Assignment —
Your reply must be the number of lines in the entries that hold the word "skip", and nothing else.

(Items from an interface collection)
┌──

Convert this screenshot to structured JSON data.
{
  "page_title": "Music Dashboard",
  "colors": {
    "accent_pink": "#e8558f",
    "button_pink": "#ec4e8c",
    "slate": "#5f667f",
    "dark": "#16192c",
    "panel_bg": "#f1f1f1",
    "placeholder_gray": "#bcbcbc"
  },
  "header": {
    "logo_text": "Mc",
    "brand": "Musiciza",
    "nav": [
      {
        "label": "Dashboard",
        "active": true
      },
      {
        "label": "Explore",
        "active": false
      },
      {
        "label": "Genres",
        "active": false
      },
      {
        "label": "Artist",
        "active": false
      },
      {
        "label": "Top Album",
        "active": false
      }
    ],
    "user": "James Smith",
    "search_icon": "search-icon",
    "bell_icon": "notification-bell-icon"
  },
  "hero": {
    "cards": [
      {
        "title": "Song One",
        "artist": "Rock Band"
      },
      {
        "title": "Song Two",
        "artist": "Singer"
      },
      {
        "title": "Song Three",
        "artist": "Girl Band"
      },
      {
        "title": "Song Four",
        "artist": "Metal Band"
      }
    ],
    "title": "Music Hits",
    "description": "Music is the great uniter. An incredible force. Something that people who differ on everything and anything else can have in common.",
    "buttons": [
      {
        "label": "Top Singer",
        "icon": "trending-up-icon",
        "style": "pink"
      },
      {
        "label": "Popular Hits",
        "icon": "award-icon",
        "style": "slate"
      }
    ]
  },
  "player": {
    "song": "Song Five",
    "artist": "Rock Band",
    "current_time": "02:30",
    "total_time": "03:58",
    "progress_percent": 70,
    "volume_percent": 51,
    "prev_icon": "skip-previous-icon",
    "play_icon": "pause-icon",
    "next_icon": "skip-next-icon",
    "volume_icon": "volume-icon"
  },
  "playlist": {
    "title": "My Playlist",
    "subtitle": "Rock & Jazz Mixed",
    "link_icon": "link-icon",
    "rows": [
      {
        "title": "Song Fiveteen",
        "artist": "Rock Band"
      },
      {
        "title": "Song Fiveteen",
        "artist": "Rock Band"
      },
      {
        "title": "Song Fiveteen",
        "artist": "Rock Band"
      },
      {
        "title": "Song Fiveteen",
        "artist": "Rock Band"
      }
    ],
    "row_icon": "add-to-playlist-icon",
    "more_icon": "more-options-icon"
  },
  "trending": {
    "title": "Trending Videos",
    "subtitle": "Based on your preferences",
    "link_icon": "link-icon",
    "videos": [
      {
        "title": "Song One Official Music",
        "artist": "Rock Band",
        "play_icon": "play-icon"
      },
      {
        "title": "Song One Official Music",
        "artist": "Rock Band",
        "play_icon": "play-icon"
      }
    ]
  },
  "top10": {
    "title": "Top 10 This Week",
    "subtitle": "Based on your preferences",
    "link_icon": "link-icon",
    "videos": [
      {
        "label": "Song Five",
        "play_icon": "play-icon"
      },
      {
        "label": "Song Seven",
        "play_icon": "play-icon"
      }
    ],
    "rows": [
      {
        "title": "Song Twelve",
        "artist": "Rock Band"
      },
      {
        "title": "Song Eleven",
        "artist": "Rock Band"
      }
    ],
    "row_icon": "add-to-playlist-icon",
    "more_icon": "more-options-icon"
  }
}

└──

The answer —
2